That is exactly what the Fed seems to be predicting. Three months ago, the Atlanta Fed—the most accurate branch of the Fed in all the USA—was predicting 3% growth in Q3. Then it dropped to 1.5%. Now it is 0.5%.
Source: Unit Economics
This does not make me a bear on the stock market. The factors driving many parts of the market right now are simply not that sensitive to an economic slowdown.
But it does give me pause on a long natural gas trade, because natural gas does move with the economy.
Which brings me to the short side of the trade – oil.
The oil short is simple. If economic activity slows, oil demand slows. With oil prices already printing above $80, there is plenty of downside in that scenario.
Crude oil always reacts more negatively to an economic slowdown than natural gas. That would be doubly the case this year if it is accompanied by cold weather.
Meanwhile the upside on oil if the economic slowdown thesis doesn’t play out is far more limited than natural gas.
Don’t Hold Your Breath On Supply
The other thing that you always have to worry about with natural gas is supply. But for the moment I think you can put those concerns aside.
There are just too many dis-incentivizes to increasing production right now.
First, back to the futures curve.
That backwardation is not encouraging more production. While front month economics look stellar, prices swoon out even a few months. If you bring on a new well now, you are doing it at $4 expectation, not $5.
As a producer you’ve been hit with years of disappointment. The price always comes down. The curve is just backing up what you already know.
There are other headwinds. Producers need to look environmentally friendly. They need to appease shareholders that are demanding a return of their cash.
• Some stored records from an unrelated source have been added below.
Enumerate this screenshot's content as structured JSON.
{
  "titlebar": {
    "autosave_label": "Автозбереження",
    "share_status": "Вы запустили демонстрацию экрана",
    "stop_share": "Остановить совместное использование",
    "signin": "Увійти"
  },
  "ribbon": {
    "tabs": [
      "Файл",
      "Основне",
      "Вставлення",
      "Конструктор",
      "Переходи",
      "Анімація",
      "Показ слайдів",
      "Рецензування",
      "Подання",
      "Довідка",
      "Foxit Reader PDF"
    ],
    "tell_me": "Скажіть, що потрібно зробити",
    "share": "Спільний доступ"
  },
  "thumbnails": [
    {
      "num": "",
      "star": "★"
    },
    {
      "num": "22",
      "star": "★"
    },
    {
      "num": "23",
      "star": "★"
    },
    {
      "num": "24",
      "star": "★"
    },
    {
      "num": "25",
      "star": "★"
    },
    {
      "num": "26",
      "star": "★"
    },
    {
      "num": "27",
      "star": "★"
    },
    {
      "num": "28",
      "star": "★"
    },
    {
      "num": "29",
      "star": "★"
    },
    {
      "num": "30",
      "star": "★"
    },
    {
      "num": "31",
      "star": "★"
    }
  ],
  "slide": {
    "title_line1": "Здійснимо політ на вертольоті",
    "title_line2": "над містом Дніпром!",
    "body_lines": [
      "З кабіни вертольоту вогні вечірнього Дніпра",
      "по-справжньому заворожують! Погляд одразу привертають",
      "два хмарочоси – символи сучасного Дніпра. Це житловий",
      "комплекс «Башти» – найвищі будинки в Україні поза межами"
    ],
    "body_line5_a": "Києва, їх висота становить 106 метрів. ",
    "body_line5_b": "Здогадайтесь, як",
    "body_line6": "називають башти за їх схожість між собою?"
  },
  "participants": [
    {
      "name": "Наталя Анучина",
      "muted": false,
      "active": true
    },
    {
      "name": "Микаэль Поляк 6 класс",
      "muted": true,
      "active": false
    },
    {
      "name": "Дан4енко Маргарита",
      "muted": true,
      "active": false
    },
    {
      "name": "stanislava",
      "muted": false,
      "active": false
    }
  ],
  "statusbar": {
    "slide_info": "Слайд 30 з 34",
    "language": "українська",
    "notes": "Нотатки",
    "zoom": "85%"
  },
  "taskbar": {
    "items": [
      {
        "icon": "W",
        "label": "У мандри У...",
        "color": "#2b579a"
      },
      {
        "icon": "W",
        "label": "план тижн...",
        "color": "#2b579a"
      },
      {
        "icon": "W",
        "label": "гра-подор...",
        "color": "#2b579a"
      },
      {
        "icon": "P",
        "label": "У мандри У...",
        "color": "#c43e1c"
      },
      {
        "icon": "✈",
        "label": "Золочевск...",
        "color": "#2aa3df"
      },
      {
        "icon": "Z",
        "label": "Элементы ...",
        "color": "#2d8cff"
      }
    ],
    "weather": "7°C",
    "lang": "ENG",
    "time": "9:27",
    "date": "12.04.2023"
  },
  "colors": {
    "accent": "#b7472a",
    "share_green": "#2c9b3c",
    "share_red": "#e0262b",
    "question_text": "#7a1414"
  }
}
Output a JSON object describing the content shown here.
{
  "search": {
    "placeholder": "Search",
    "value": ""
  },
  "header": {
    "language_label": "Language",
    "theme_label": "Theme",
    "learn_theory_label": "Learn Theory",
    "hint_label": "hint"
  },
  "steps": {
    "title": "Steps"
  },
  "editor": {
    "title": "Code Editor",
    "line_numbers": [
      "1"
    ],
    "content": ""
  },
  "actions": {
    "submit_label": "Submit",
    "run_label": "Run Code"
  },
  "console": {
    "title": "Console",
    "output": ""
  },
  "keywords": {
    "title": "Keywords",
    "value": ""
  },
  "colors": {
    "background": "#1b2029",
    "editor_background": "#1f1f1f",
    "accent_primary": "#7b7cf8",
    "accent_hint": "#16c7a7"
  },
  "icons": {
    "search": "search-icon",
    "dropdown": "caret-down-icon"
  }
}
In this kind of environment, you need a curve with a whole lot of optimism – not pessimism – to entice more drilling.
A Simple Bet
This is a pretty simple trade. I think natural gas has more upside and less downside than oil over the next 4-6 months.
I’m not saying that higher natural gas prices are a sure thing. That is exactly why I am not just going long UNG and calling it a day.
We have a front month gas contract that is a tad under $5. At that level, things could go wrong. But the most likely thing to go wrong – the economy – would go even more wrong for oil.
It’s a paired trade.
Ideally the best of all worlds is the next six months where natgas prices move up, and oil prices go down. But even a nice little move up of that natgas futures curve–as we step through winter– will hopefully create a spike to sell into.
But if we do have an economic downturn or a COVID resurgence, the USO short really gives this trade some juice.